By Monica Fatogun
The month of March as we all know, celebrates women in power and women potentials. Cheers to every woman out there. I hope you had a wonderful and memorable International Women’s Day, and I hope you continue to #chooseToChallenge the norms as we strive for a more equitable world for both women and men.
To commemorate this celebratory month, I will be highlighting five women that have paved the way for environmentalism globally, and those that I personally gain inspiration from. They are ranked in no order and hope you enjoy learning about them:
- Amrita Devi
To study environmentalism in India is to know about this fearless lady right here. In 1731, she along with 363 women in a small village in Rajasthan India, sacrificed their lives for the protection of the
‘Khejral’ trees. This major moment planted the seed of the chipko movement among others. Her life’s work and story struck me and taught me that in order to care for the planet, you don’t need any form of qualification. All you need is to have just enough empathy.
Pic 1: Drawings of Amrita Devi and her daughters hugging the trees
- Wangari Maathai (Late)
“The generation that destroys the environment is not the generation that pays the price. That is the problem.”
She needs no introduction; she is a Kenyan environmentalist and the first African woman to win the Nobel prize in 2004. She is responsible for introducing the idea of community-based tree planting.
She continued to develop this idea into a broad-based grassroots organisation, the Green Belt Movement (GBM), whose main focus is to reduce poverty and foster environmental conservation through tree planting.
- Dame Jane Goodall
“The greatest danger to our future is apathy.”
Dame Jane Goodall is the most well-known primatologist. Her popularity grew because of her unconventional approach to her research, which transformed relationships between humans and animals from 1960. She was my first love. Her interactions with animals, especially the chimpanzees, mesmerised me to the point that I just had to be like her. I wanted to understand animals just like she did.
With the establishment of the Jane Goodall research institute, she’s now opportune to travel the world for speaking engagements about environmental concerns, while also encouraging young people to get active about the future of the planet.
- Sunita Narain
“Water is the key to dealing with the twin challenges of poverty and growth.”
She first struck my curiosity the first time I watched her documentaries. One of such documentaries was Leonardo Di Caprio’s “The Flood”(2016). Therein, she unabashedly raised her concerns on climate change in to Leonardowithou She is an Indian based environmentalist majorly active on climate action initiatives and water resource management. Sunita is presently the Director-General of the India-based research institute; Centre for Science and Environment.
- Amina J Mohammed
Amina J Mohammed is a nigerian politician and is presently the deputy secretary-general of the United Nations and was the federal minister of environment in Nigeria from 2015-2017. She played a major role in cleaning of the numerous oil spills in Ogoni Niger-Delta region. She was responsible for the enactment of the Sustainable Development Goals by the U.N in Nigeria.
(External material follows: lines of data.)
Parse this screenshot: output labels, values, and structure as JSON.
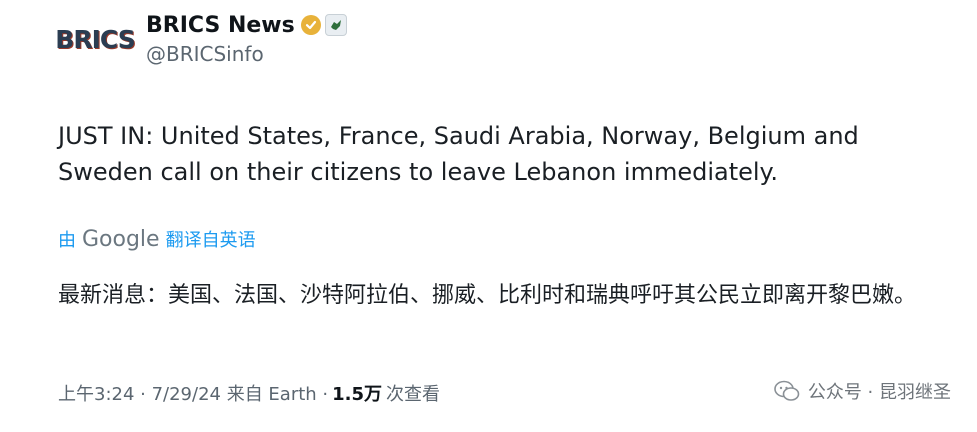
{
  "account": {
    "avatar_text": "BRICS",
    "display_name": "BRICS News",
    "handle": "@BRICSinfo"
  },
  "tweet": {
    "text": "JUST IN: United States, France, Saudi Arabia, Norway, Belgium and Sweden call on their citizens to leave Lebanon immediately."
  },
  "translation": {
    "prefix": "由",
    "provider": "Google",
    "action": "翻译自英语",
    "text": "最新消息：美国、法国、沙特阿拉伯、挪威、比利时和瑞典呼吁其公民立即离开黎巴嫩。"
  },
  "meta": {
    "timestamp": "上午3:24 · 7/29/24 来自 Earth ·",
    "views": "1.5万",
    "views_label": "次查看"
  },
  "watermark": {
    "text": "公众号 · 昆羽继圣"
  },
  "colors": {
    "link": "#1d9bf0",
    "verified": "#e8b23a",
    "muted": "#5b6670"
  }
}
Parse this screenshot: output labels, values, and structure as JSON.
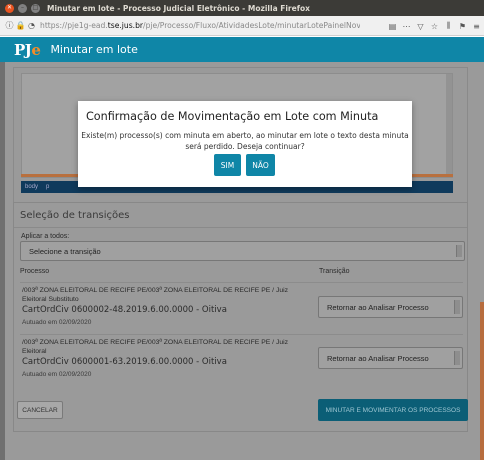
{
  "window": {
    "title": "Minutar em lote - Processo Judicial Eletrônico - Mozilla Firefox"
  },
  "browser": {
    "url_prefix": "https://pje1g-ead.",
    "url_domain": "tse.jus.br",
    "url_path": "/pje/Processo/Fluxo/AtividadesLote/minutarLotePainelNovoCK"
  },
  "app": {
    "logo_prefix": "PJ",
    "logo_suffix": "e",
    "page_title": "Minutar em lote"
  },
  "editor": {
    "status_items": [
      "body",
      "p"
    ]
  },
  "transitions": {
    "section_title": "Seleção de transições",
    "apply_all_label": "Aplicar a todos:",
    "apply_all_placeholder": "Selecione a transição",
    "columns": {
      "process": "Processo",
      "transition": "Transição"
    },
    "rows": [
      {
        "orgao": "/003ª ZONA ELEITORAL DE RECIFE PE/003ª ZONA ELEITORAL DE RECIFE PE / Juiz Eleitoral Substituto",
        "process": "CartOrdCiv 0600002-48.2019.6.00.0000 - Oitiva",
        "autuado": "Autuado em 02/09/2020",
        "transition": "Retornar ao Analisar Processo"
      },
      {
        "orgao": "/003ª ZONA ELEITORAL DE RECIFE PE/003ª ZONA ELEITORAL DE RECIFE PE / Juiz Eleitoral",
        "process": "CartOrdCiv 0600001-63.2019.6.00.0000 - Oitiva",
        "autuado": "Autuado em 02/09/2020",
        "transition": "Retornar ao Analisar Processo"
      }
    ]
  },
  "actions": {
    "cancel_label": "CANCELAR",
    "submit_label": "MINUTAR E MOVIMENTAR OS PROCESSOS"
  },
  "modal": {
    "title": "Confirmação de Movimentação em Lote com Minuta",
    "message": "Existe(m) processo(s) com minuta em aberto, ao minutar em lote o texto desta minuta será perdido. Deseja continuar?",
    "yes_label": "SIM",
    "no_label": "NÃO"
  }
}
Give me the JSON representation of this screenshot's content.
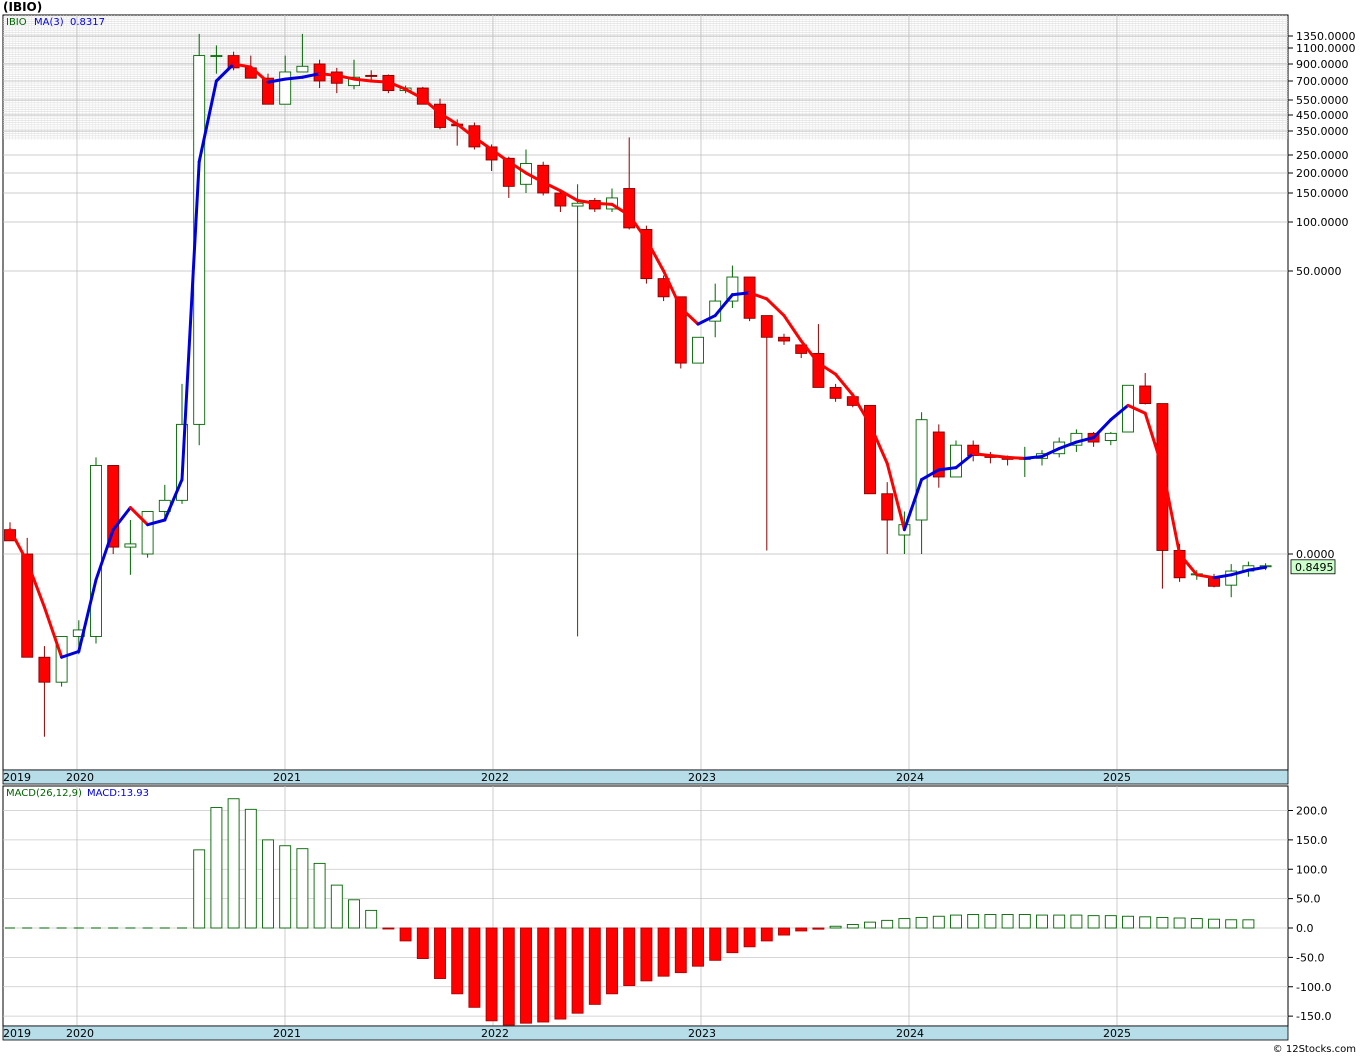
{
  "title": "(IBIO)",
  "credit": "© 12Stocks.com",
  "colors": {
    "up": "#006400",
    "down": "#ff0000",
    "ma_up": "#0000dd",
    "ma_down": "#ff0000",
    "axis_bar": "#b6dde8",
    "price_label_bg": "#ccffcc",
    "grid": "#c8c8c8"
  },
  "chart_data": [
    {
      "type": "candlestick",
      "panel": "price",
      "legend": {
        "symbol": "IBIO",
        "ma_label": "MA(3)",
        "ma_value": "0.8317"
      },
      "scale": "log",
      "last_price_label": "0.8495",
      "y_tick_labels": [
        "1350.0000",
        "1100.0000",
        "900.0000",
        "700.0000",
        "550.0000",
        "450.0000",
        "350.0000",
        "250.0000",
        "200.0000",
        "150.0000",
        "100.0000",
        "50.0000",
        "0.0000"
      ],
      "y_tick_values": [
        1350,
        1100,
        900,
        700,
        550,
        450,
        350,
        250,
        200,
        150,
        100,
        50,
        1
      ],
      "x_labels": [
        "2019",
        "2020",
        "2021",
        "2022",
        "2023",
        "2024",
        "2025"
      ],
      "candles": [
        {
          "o": 1.4,
          "h": 1.55,
          "l": 1.2,
          "c": 1.2
        },
        {
          "o": 1.0,
          "h": 1.25,
          "l": 0.26,
          "c": 0.24
        },
        {
          "o": 0.24,
          "h": 0.28,
          "l": 0.08,
          "c": 0.17
        },
        {
          "o": 0.17,
          "h": 0.32,
          "l": 0.16,
          "c": 0.32
        },
        {
          "o": 0.32,
          "h": 0.4,
          "l": 0.25,
          "c": 0.35
        },
        {
          "o": 0.32,
          "h": 3.8,
          "l": 0.29,
          "c": 3.4
        },
        {
          "o": 3.4,
          "h": 3.4,
          "l": 1.0,
          "c": 1.1
        },
        {
          "o": 1.1,
          "h": 1.6,
          "l": 0.75,
          "c": 1.15
        },
        {
          "o": 1.0,
          "h": 1.8,
          "l": 0.95,
          "c": 1.8
        },
        {
          "o": 1.8,
          "h": 2.6,
          "l": 1.6,
          "c": 2.1
        },
        {
          "o": 2.1,
          "h": 10.5,
          "l": 2.0,
          "c": 6.0
        },
        {
          "o": 6.0,
          "h": 1400,
          "l": 4.5,
          "c": 1000
        },
        {
          "o": 1000,
          "h": 1150,
          "l": 780,
          "c": 1000
        },
        {
          "o": 1000,
          "h": 1050,
          "l": 820,
          "c": 850
        },
        {
          "o": 850,
          "h": 1000,
          "l": 730,
          "c": 730
        },
        {
          "o": 730,
          "h": 780,
          "l": 520,
          "c": 520
        },
        {
          "o": 520,
          "h": 1000,
          "l": 520,
          "c": 800
        },
        {
          "o": 800,
          "h": 1400,
          "l": 800,
          "c": 870
        },
        {
          "o": 900,
          "h": 950,
          "l": 640,
          "c": 700
        },
        {
          "o": 800,
          "h": 850,
          "l": 600,
          "c": 680
        },
        {
          "o": 660,
          "h": 950,
          "l": 630,
          "c": 740
        },
        {
          "o": 760,
          "h": 820,
          "l": 700,
          "c": 750
        },
        {
          "o": 760,
          "h": 770,
          "l": 600,
          "c": 620
        },
        {
          "o": 620,
          "h": 660,
          "l": 600,
          "c": 640
        },
        {
          "o": 640,
          "h": 650,
          "l": 520,
          "c": 520
        },
        {
          "o": 520,
          "h": 560,
          "l": 360,
          "c": 370
        },
        {
          "o": 390,
          "h": 420,
          "l": 285,
          "c": 380
        },
        {
          "o": 380,
          "h": 400,
          "l": 270,
          "c": 280
        },
        {
          "o": 280,
          "h": 290,
          "l": 205,
          "c": 235
        },
        {
          "o": 240,
          "h": 245,
          "l": 140,
          "c": 165
        },
        {
          "o": 170,
          "h": 270,
          "l": 150,
          "c": 225
        },
        {
          "o": 220,
          "h": 230,
          "l": 145,
          "c": 150
        },
        {
          "o": 150,
          "h": 155,
          "l": 115,
          "c": 125
        },
        {
          "o": 125,
          "h": 170,
          "l": 0.32,
          "c": 130
        },
        {
          "o": 135,
          "h": 140,
          "l": 115,
          "c": 120
        },
        {
          "o": 120,
          "h": 160,
          "l": 115,
          "c": 140
        },
        {
          "o": 160,
          "h": 320,
          "l": 90,
          "c": 92
        },
        {
          "o": 90,
          "h": 95,
          "l": 42,
          "c": 45
        },
        {
          "o": 45,
          "h": 47,
          "l": 33,
          "c": 35
        },
        {
          "o": 35,
          "h": 35,
          "l": 13,
          "c": 14
        },
        {
          "o": 14,
          "h": 20,
          "l": 14,
          "c": 20
        },
        {
          "o": 25,
          "h": 42,
          "l": 20,
          "c": 33
        },
        {
          "o": 33,
          "h": 54,
          "l": 30,
          "c": 46
        },
        {
          "o": 46,
          "h": 46,
          "l": 25,
          "c": 26
        },
        {
          "o": 27,
          "h": 27,
          "l": 1.05,
          "c": 20
        },
        {
          "o": 20,
          "h": 21,
          "l": 18,
          "c": 19
        },
        {
          "o": 18,
          "h": 18,
          "l": 15,
          "c": 16
        },
        {
          "o": 16,
          "h": 24,
          "l": 10,
          "c": 10
        },
        {
          "o": 10,
          "h": 10.5,
          "l": 8.2,
          "c": 8.6
        },
        {
          "o": 8.8,
          "h": 9.3,
          "l": 7.6,
          "c": 7.8
        },
        {
          "o": 7.8,
          "h": 7.8,
          "l": 2.6,
          "c": 2.3
        },
        {
          "o": 2.3,
          "h": 2.7,
          "l": 1.0,
          "c": 1.6
        },
        {
          "o": 1.3,
          "h": 1.8,
          "l": 1.0,
          "c": 1.5
        },
        {
          "o": 1.6,
          "h": 7.1,
          "l": 1.0,
          "c": 6.4
        },
        {
          "o": 5.4,
          "h": 6.0,
          "l": 2.5,
          "c": 2.9
        },
        {
          "o": 2.9,
          "h": 4.8,
          "l": 2.9,
          "c": 4.5
        },
        {
          "o": 4.5,
          "h": 4.8,
          "l": 3.6,
          "c": 3.9
        },
        {
          "o": 3.9,
          "h": 4.1,
          "l": 3.5,
          "c": 3.8
        },
        {
          "o": 3.8,
          "h": 3.9,
          "l": 3.4,
          "c": 3.7
        },
        {
          "o": 3.7,
          "h": 4.4,
          "l": 2.9,
          "c": 3.75
        },
        {
          "o": 3.75,
          "h": 4.2,
          "l": 3.4,
          "c": 4.0
        },
        {
          "o": 4.0,
          "h": 5.0,
          "l": 3.8,
          "c": 4.7
        },
        {
          "o": 4.5,
          "h": 5.6,
          "l": 4.1,
          "c": 5.3
        },
        {
          "o": 5.3,
          "h": 5.4,
          "l": 4.4,
          "c": 4.7
        },
        {
          "o": 4.8,
          "h": 5.4,
          "l": 4.5,
          "c": 5.3
        },
        {
          "o": 5.4,
          "h": 10.3,
          "l": 5.4,
          "c": 10.3
        },
        {
          "o": 10.2,
          "h": 12.2,
          "l": 7.9,
          "c": 8.0
        },
        {
          "o": 8.0,
          "h": 8.0,
          "l": 0.62,
          "c": 1.05
        },
        {
          "o": 1.05,
          "h": 1.15,
          "l": 0.68,
          "c": 0.72
        },
        {
          "o": 0.75,
          "h": 0.8,
          "l": 0.7,
          "c": 0.76
        },
        {
          "o": 0.72,
          "h": 0.76,
          "l": 0.63,
          "c": 0.64
        },
        {
          "o": 0.65,
          "h": 0.87,
          "l": 0.55,
          "c": 0.79
        },
        {
          "o": 0.79,
          "h": 0.9,
          "l": 0.73,
          "c": 0.85
        },
        {
          "o": 0.84,
          "h": 0.88,
          "l": 0.8,
          "c": 0.85
        }
      ],
      "ma3": [
        1.4,
        0.9,
        0.48,
        0.24,
        0.26,
        0.7,
        1.4,
        1.9,
        1.5,
        1.6,
        2.8,
        230,
        700,
        900,
        860,
        690,
        720,
        740,
        780,
        760,
        720,
        700,
        690,
        630,
        560,
        460,
        390,
        320,
        270,
        230,
        200,
        175,
        155,
        135,
        130,
        128,
        110,
        78,
        50,
        30,
        24,
        27,
        36,
        37,
        34,
        27,
        19,
        14,
        12,
        9,
        6,
        3.5,
        1.4,
        2.8,
        3.2,
        3.3,
        4.0,
        3.9,
        3.8,
        3.75,
        3.85,
        4.3,
        4.7,
        5.0,
        6.4,
        7.8,
        7.0,
        3.3,
        1.0,
        0.75,
        0.72,
        0.75,
        0.8,
        0.8317
      ]
    },
    {
      "type": "bar",
      "panel": "macd",
      "legend": {
        "label": "MACD(26,12,9)",
        "value_label": "MACD:13.93"
      },
      "y_tick_labels": [
        "200.0",
        "150.0",
        "100.0",
        "50.0",
        "0.0",
        "-50.0",
        "-100.0",
        "-150.0"
      ],
      "y_tick_values": [
        200,
        150,
        100,
        50,
        0,
        -50,
        -100,
        -150
      ],
      "ylim": [
        -165,
        222
      ],
      "x_labels": [
        "2019",
        "2020",
        "2021",
        "2022",
        "2023",
        "2024",
        "2025"
      ],
      "values": [
        0,
        0,
        0,
        0,
        0,
        0,
        0,
        0,
        0,
        0,
        0,
        133,
        205,
        220,
        202,
        150,
        140,
        135,
        110,
        73,
        48,
        30,
        -1,
        -22,
        -52,
        -86,
        -112,
        -135,
        -158,
        -165,
        -162,
        -160,
        -155,
        -145,
        -130,
        -112,
        -98,
        -90,
        -82,
        -76,
        -65,
        -55,
        -42,
        -32,
        -22,
        -12,
        -5,
        -2,
        3,
        6,
        10,
        13,
        16,
        18,
        20,
        22,
        23,
        23,
        23,
        23,
        22,
        22,
        22,
        21,
        21,
        20,
        19,
        18,
        17,
        16,
        15,
        14,
        13.93
      ]
    }
  ]
}
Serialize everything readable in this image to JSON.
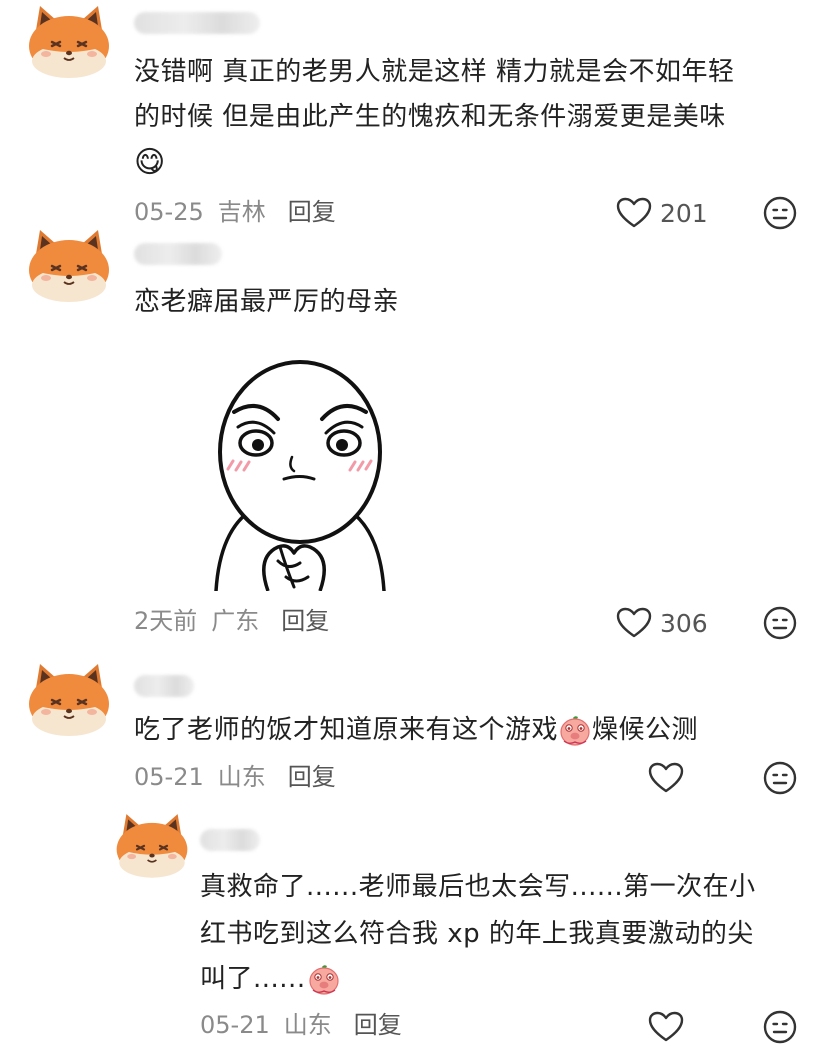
{
  "comments": [
    {
      "text_line1": "没错啊 真正的老男人就是这样 精力就是会不如年轻",
      "text_line2": "的时候 但是由此产生的愧疚和无条件溺爱更是美味",
      "emoji": "😋",
      "date": "05-25",
      "location": "吉林",
      "reply": "回复",
      "likes": "201"
    },
    {
      "text": "恋老癖届最严厉的母亲",
      "date": "2天前",
      "location": "广东",
      "reply": "回复",
      "likes": "306"
    },
    {
      "text": "吃了老师的饭才知道原来有这个游戏",
      "text_after": "燥候公测",
      "date": "05-21",
      "location": "山东",
      "reply": "回复"
    }
  ],
  "reply": {
    "text_line1": "真救命了......老师最后也太会写......第一次在小",
    "text_line2": "红书吃到这么符合我 xp 的年上我真要激动的尖",
    "text_line3": "叫了......",
    "date": "05-21",
    "location": "山东",
    "reply": "回复"
  },
  "colors": {
    "meta": "#8a8a8a",
    "fox": "#f08a3c",
    "blush": "#f7a6b4"
  },
  "icons": [
    "fox-avatar-icon",
    "heart-icon",
    "neutral-face-icon",
    "pig-emoji-icon"
  ]
}
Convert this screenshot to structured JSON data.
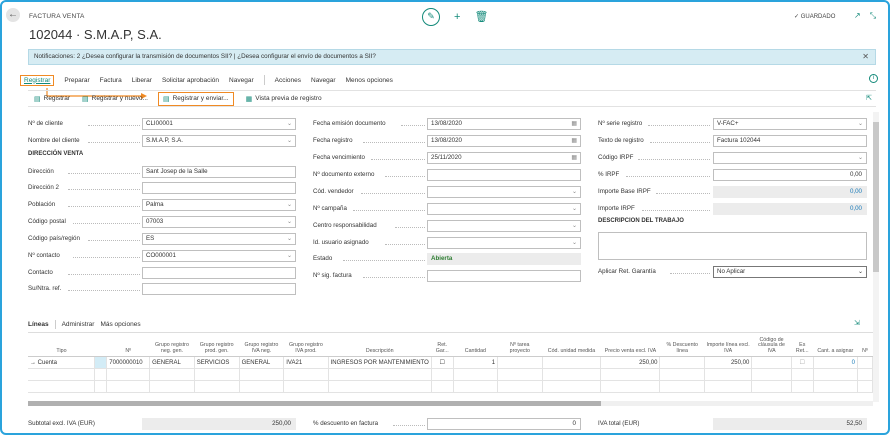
{
  "header": {
    "page_type": "FACTURA VENTA",
    "title": "102044 · S.M.A.P, S.A.",
    "saved_status": "✓ GUARDADO"
  },
  "notification": {
    "text": "Notificaciones: 2   ¿Desea configurar la transmisión de documentos SII? | ¿Desea configurar el envío de documentos a SII?"
  },
  "actions": [
    "Registrar",
    "Preparar",
    "Factura",
    "Liberar",
    "Solicitar aprobación",
    "Navegar",
    "Acciones",
    "Navegar",
    "Menos opciones"
  ],
  "subactions": [
    "Registrar",
    "Registrar y nuevo...",
    "Registrar y enviar...",
    "Vista previa de registro"
  ],
  "col1": {
    "cliente_no_label": "Nº de cliente",
    "cliente_no": "CLI00001",
    "nombre_label": "Nombre del cliente",
    "nombre": "S.M.A.P, S.A.",
    "section": "DIRECCIÓN VENTA",
    "direccion_label": "Dirección",
    "direccion": "Sant Josep de la Salle",
    "direccion2_label": "Dirección 2",
    "direccion2": "",
    "poblacion_label": "Población",
    "poblacion": "Palma",
    "cp_label": "Código postal",
    "cp": "07003",
    "pais_label": "Código país/región",
    "pais": "ES",
    "contacto_no_label": "Nº contacto",
    "contacto_no": "CO000001",
    "contacto_label": "Contacto",
    "contacto": "",
    "suref_label": "Su/Ntra. ref.",
    "suref": ""
  },
  "col2": {
    "fecha_emision_label": "Fecha emisión documento",
    "fecha_emision": "13/08/2020",
    "fecha_registro_label": "Fecha registro",
    "fecha_registro": "13/08/2020",
    "fecha_venc_label": "Fecha vencimiento",
    "fecha_venc": "25/11/2020",
    "doc_externo_label": "Nº documento externo",
    "doc_externo": "",
    "vendedor_label": "Cód. vendedor",
    "vendedor": "",
    "campana_label": "Nº campaña",
    "campana": "",
    "centro_label": "Centro responsabilidad",
    "centro": "",
    "usuario_label": "Id. usuario asignado",
    "usuario": "",
    "estado_label": "Estado",
    "estado": "Abierta",
    "sig_factura_label": "Nº sig. factura",
    "sig_factura": ""
  },
  "col3": {
    "serie_label": "Nº serie registro",
    "serie": "V-FAC+",
    "texto_label": "Texto de registro",
    "texto": "Factura 102044",
    "irpf_code_label": "Código IRPF",
    "irpf_code": "",
    "irpf_pct_label": "% IRPF",
    "irpf_pct": "0,00",
    "base_irpf_label": "Importe Base IRPF",
    "base_irpf": "0,00",
    "imp_irpf_label": "Importe IRPF",
    "imp_irpf": "0,00",
    "section": "DESCRIPCION DEL TRABAJO",
    "ret_label": "Aplicar Ret. Garantía",
    "ret": "No Aplicar"
  },
  "lines": {
    "tabs": [
      "Líneas",
      "Administrar",
      "Más opciones"
    ],
    "headers": [
      "Tipo",
      "Nº",
      "Grupo registro neg. gen.",
      "Grupo registro prod. gen.",
      "Grupo registro IVA neg.",
      "Grupo registro IVA prod.",
      "Descripción",
      "Ret. Gar...",
      "Cantidad",
      "Nº tarea proyecto",
      "Cód. unidad medida",
      "Precio venta excl. IVA",
      "% Descuento línea",
      "Importe línea excl. IVA",
      "Código de cláusula de IVA",
      "Es Ret...",
      "Cant. a asignar",
      "Nº"
    ],
    "rows": [
      [
        "→ Cuenta",
        "7000000010",
        "GENERAL",
        "SERVICIOS",
        "GENERAL",
        "IVA21",
        "INGRESOS POR MANTENIMIENTO",
        "☐",
        "1",
        "",
        "",
        "250,00",
        "",
        "250,00",
        "",
        "☐",
        "0",
        ""
      ]
    ]
  },
  "totals": {
    "subtotal_label": "Subtotal excl. IVA (EUR)",
    "subtotal": "250,00",
    "descuento_label": "% descuento en factura",
    "descuento": "0",
    "iva_label": "IVA total (EUR)",
    "iva": "52,50"
  },
  "colors": {
    "accent": "#138a7a",
    "highlight": "#f08a24",
    "border": "#2aa3dc"
  }
}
She is one of the celebrated environmentalists from Nigeria who is a beacon of hope to many people in the environment sector, including me.
It is important for us all as humans to clamour for better laws and policies to protect our planet. It is indeed a responsibility bestowed upon all of us to save the planet for future generations. Truth be told, women and children living in underprivileged communities will be the most hit by the negative impacts of climate change. It is no wonder why and indeed, most encouraging how women across the globe are advocating and championing for governments and industry kings to take climate actions and changes more seriously in all parts of the world.
*Fatogun, a Wildlife Conservationist writes from Lagos.